(Entries from a dataset of interfaces)
=-=-=
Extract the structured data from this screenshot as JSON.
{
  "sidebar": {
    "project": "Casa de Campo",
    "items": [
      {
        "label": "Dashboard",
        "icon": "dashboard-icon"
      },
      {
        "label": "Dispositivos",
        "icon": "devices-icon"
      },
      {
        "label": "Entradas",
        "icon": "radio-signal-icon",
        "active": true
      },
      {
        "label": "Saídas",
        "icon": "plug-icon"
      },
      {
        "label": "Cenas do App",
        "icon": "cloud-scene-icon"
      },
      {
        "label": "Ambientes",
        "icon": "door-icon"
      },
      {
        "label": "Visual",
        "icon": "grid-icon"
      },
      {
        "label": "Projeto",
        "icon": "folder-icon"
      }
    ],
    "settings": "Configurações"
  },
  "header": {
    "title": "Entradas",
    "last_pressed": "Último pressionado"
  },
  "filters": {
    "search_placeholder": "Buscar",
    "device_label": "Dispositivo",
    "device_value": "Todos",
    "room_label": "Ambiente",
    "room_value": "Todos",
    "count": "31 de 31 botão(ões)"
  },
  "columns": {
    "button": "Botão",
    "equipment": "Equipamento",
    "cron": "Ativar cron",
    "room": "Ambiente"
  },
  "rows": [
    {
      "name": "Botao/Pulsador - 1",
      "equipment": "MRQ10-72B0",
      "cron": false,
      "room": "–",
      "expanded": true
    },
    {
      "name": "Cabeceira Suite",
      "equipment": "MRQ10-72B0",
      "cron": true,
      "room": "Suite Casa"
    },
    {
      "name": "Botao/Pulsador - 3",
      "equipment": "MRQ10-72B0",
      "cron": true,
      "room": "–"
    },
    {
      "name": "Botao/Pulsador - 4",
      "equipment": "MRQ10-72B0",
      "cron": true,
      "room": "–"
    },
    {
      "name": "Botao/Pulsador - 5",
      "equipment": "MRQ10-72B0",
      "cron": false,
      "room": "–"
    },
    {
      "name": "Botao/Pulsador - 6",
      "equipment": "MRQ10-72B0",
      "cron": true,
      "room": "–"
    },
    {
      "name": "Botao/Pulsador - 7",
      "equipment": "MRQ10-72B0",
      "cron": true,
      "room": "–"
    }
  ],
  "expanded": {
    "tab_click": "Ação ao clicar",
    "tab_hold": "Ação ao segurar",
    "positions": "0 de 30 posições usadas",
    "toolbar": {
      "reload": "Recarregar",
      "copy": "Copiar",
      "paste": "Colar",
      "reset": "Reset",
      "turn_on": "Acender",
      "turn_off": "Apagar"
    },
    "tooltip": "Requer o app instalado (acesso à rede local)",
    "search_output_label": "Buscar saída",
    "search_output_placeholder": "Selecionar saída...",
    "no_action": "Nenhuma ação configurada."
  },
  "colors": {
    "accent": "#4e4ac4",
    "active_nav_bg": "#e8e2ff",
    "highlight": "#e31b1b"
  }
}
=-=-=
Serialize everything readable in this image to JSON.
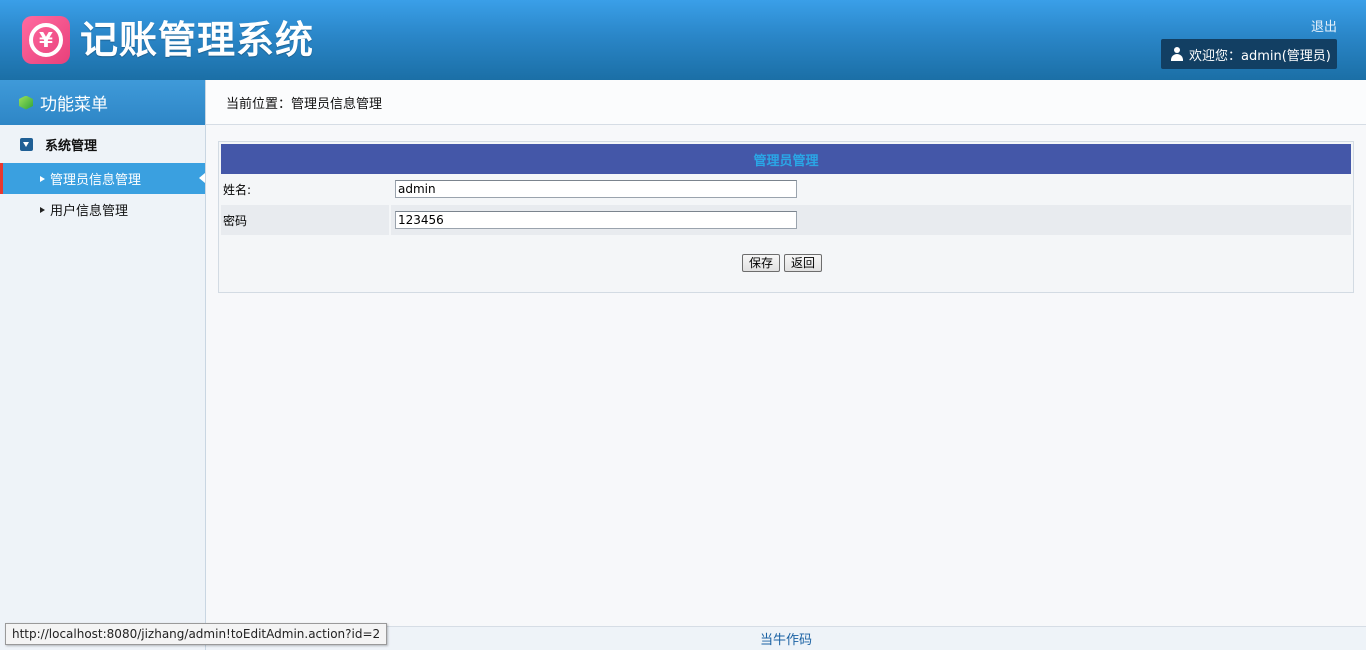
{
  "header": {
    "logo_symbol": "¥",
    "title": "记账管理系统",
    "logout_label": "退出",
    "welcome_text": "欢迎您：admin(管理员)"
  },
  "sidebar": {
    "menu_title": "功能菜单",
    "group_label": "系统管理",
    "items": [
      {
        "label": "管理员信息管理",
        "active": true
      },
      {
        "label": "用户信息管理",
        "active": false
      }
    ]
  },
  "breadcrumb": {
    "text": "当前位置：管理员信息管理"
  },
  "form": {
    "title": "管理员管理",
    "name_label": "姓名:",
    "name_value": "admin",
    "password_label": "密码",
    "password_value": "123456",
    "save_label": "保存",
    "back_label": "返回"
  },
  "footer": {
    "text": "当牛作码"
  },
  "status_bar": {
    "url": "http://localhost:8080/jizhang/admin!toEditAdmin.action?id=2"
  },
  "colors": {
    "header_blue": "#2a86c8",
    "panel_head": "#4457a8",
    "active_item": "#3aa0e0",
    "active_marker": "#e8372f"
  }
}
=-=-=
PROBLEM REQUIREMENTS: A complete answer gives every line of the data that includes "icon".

RESPONSE BOX:
        "icon": "dashboard-icon"
        "icon": "devices-icon"
        "icon": "radio-signal-icon",
        "icon": "plug-icon"
        "icon": "cloud-scene-icon"
        "icon": "door-icon"
        "icon": "grid-icon"
        "icon": "folder-icon"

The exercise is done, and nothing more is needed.